None of this is a big deal, but my mill is usable again and I expect to be using it as I go forward with the work on the Grizzly conversion.  I spent entirely too much time with trying to install the system the way I wanted, though.  It would have been far easier to buy a second drive and keep Windows on that.  Instead, I just have my installation CD. 


  1. That is some good out of the box thinking.

    Digital angle gauge? If the gauge is accurate enough, and you stick the digital angle gauge to one of the jaws with the back of the gauge against the chuck, and then zeroed the gauge, would the gauge read 0.0, 90.0, and so on as the chuck turned. And if you turn the chuck in both directions during the test do you get the same results.

    Simple laser pointer? Laser weapon sight? My first thought was to bounce the laser beam off of the flat of the square bit and see if the spot returned to the same point. But then I thought that a longer action arm would magnify any backlash errors. If you stick the laser emitter to the chuck, so that the beam radiates outward, parallel to the shank of the chuck key, you could mark the laser spot on the ceiling, and two walls. If the laser spot returns to the marked spots then the backlash is good. (And you have invented the first CNC Cat Amusing Device) I am sure that by calculating the distance from the emitter to the walls/ceiling and applying the math you could figure out the accuracy of the backlash.

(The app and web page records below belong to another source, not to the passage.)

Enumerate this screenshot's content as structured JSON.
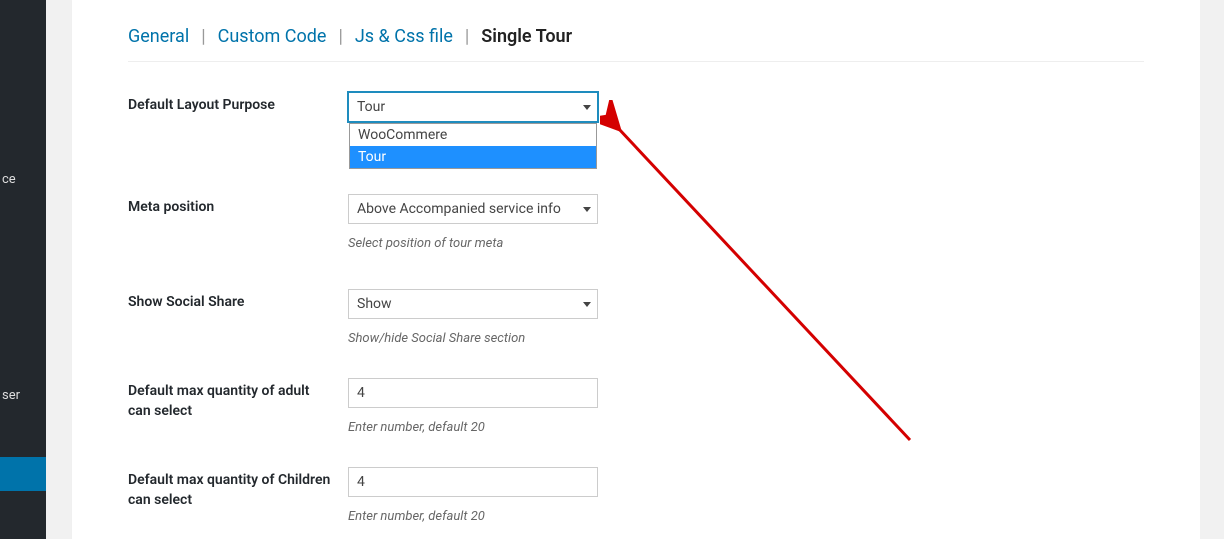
{
  "sidebar": {
    "items": [
      {
        "label": "ce"
      },
      {
        "label": "ser"
      }
    ]
  },
  "tabs": {
    "general": "General",
    "custom_code": "Custom Code",
    "js_css": "Js & Css file",
    "single_tour": "Single Tour"
  },
  "fields": {
    "layout": {
      "label": "Default Layout Purpose",
      "value": "Tour",
      "options": [
        "WooCommere",
        "Tour"
      ],
      "selected_index": 1
    },
    "meta_position": {
      "label": "Meta position",
      "value": "Above Accompanied service info",
      "helper": "Select position of tour meta"
    },
    "social": {
      "label": "Show Social Share",
      "value": "Show",
      "helper": "Show/hide Social Share section"
    },
    "max_adult": {
      "label": "Default max quantity of adult can select",
      "value": "4",
      "helper": "Enter number, default 20"
    },
    "max_children": {
      "label": "Default max quantity of Children can select",
      "value": "4",
      "helper": "Enter number, default 20"
    }
  }
}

    1. I'm kind of surprised I didn't think of using a laser boresight finder, considering (1) we did that at my last job to verify that our radars were sweeping properly and backlash was cranked out, and (2) I have a boresighting laser about 4" from my left hand, and several other lasers around the house. Likewise, I have a digital angle indicator that has magnets on it and would stick to the chuck, or a piece of sheet steel.

      On the other hand, what I was doing would allow me to see a backlash of under a quarter of a degree fairly easily. (1/4" * sin(1/4 degree) = .0011" - pretty easy to see on a dial indicator) 15 minutes of arc? Is that good? How good does it have to be? It's probably acceptable for the size things I work on the Sherline. The table is 4" in diameter; if I worked on something that size, and really had 15 minutes of backlash, that's about .009". I don't like that amount of backlash, but it depends on exactly what the work is.

      We all like the idea of zero backlash, but I think there's almost always some wasted motion.

  2. Are you sure you want to go to Linux CNC? Those little all in one Mach3 boards are working great for me.

    On my third machine with them here.

    Delivered from China I got 4 axis board, 4 steppers, power supply and cable for $188 all in.

    Btw those Nema23 stepper spacers you was making.. I see that there are extruded models for about $6. I am thinking thats a better deal than 3d printing mine.


    1. Well, my fault for not investing in a 3D printer first. It's easier for me to make mine out of aluminum, all things considered.

      Could you drop a link for one of those Mach3 boards? I think you have information that I don't. I did some searching for "known good hardware" on the Linux forums and the only thing I could find were PC motherboards that didn't even have a processor.

      The steppers I'm using are Automation Technologies, 570 in-oz. I think the next higher torque are NEMA 34.